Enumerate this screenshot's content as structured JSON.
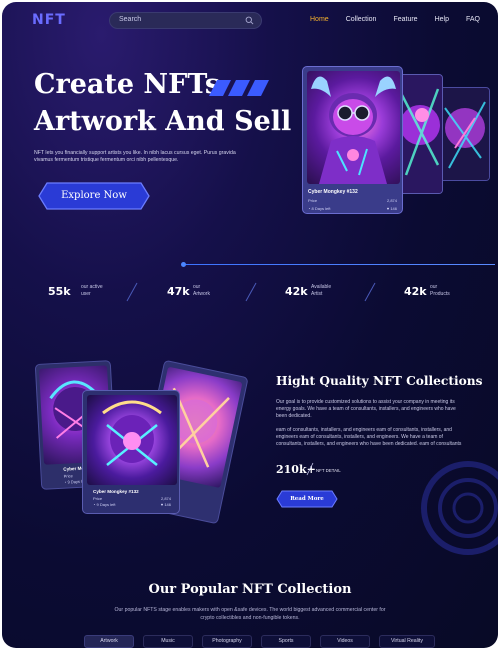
{
  "nav": {
    "logo": "NFT",
    "search_placeholder": "Search",
    "links": [
      "Home",
      "Collection",
      "Feature",
      "Help",
      "FAQ"
    ],
    "active_link": "Home",
    "active_color": "#f5b12d"
  },
  "hero": {
    "title_line1": "Create NFTs",
    "title_line2": "Artwork And Sell",
    "description": "NFT lets you financially support artists you like. In nibh lacus cursus eget. Purus gravida vivamus fermentum tristique fermentum orci nibh pellentesque.",
    "cta": "Explore Now"
  },
  "featured_card": {
    "title": "Cyber Mongkey #132",
    "price_label": "Price",
    "price_value": "2,874",
    "time_label": "8 Days left",
    "likes": "146"
  },
  "stats": [
    {
      "value": "55k",
      "label_line1": "our active",
      "label_line2": "user"
    },
    {
      "value": "47k",
      "label_line1": "our",
      "label_line2": "Artwork"
    },
    {
      "value": "42k",
      "label_line1": "Available",
      "label_line2": "Artist"
    },
    {
      "value": "42k",
      "label_line1": "our",
      "label_line2": "Products"
    }
  ],
  "collection_cards": {
    "left": {
      "title": "Cyber Mongkey #132",
      "price_label": "Price",
      "time_label": "9 Days left"
    },
    "front": {
      "title": "Cyber Mongkey #132",
      "price_label": "Price",
      "price_value": "2,874",
      "time_label": "9 Days left",
      "likes": "146"
    }
  },
  "quality": {
    "title": "Hight Quality NFT Collections",
    "para1": "Our goal is to provide customized solutions to assist your company in meeting its energy goals. We have a team of consultants, installers, and engineers who have been dedicated.",
    "para2": "eam of consultants, installers, and engineers eam of consultants, installers, and engineers eam of consultants, installers, and engineers. We have a team of consultants, installers, and engineers who have been dedicated. eam of consultants",
    "stat_value": "210k+",
    "stat_label": "NFT DETAIL",
    "cta": "Read More"
  },
  "popular": {
    "title": "Our Popular NFT Collection",
    "description": "Our popular NFTS stage enables makers with open &safe devices. The world biggest advanced commercial center for crypto collectibles and non-fungible tokens.",
    "tabs": [
      "Artwork",
      "Music",
      "Photography",
      "Sports",
      "Videos",
      "Virtual Reality"
    ],
    "active_tab": "Artwork"
  },
  "colors": {
    "accent_blue": "#3b5bff",
    "background": "#0b0b33"
  }
}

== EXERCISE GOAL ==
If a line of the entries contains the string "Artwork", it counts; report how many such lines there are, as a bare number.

== THE ANSWER ==
4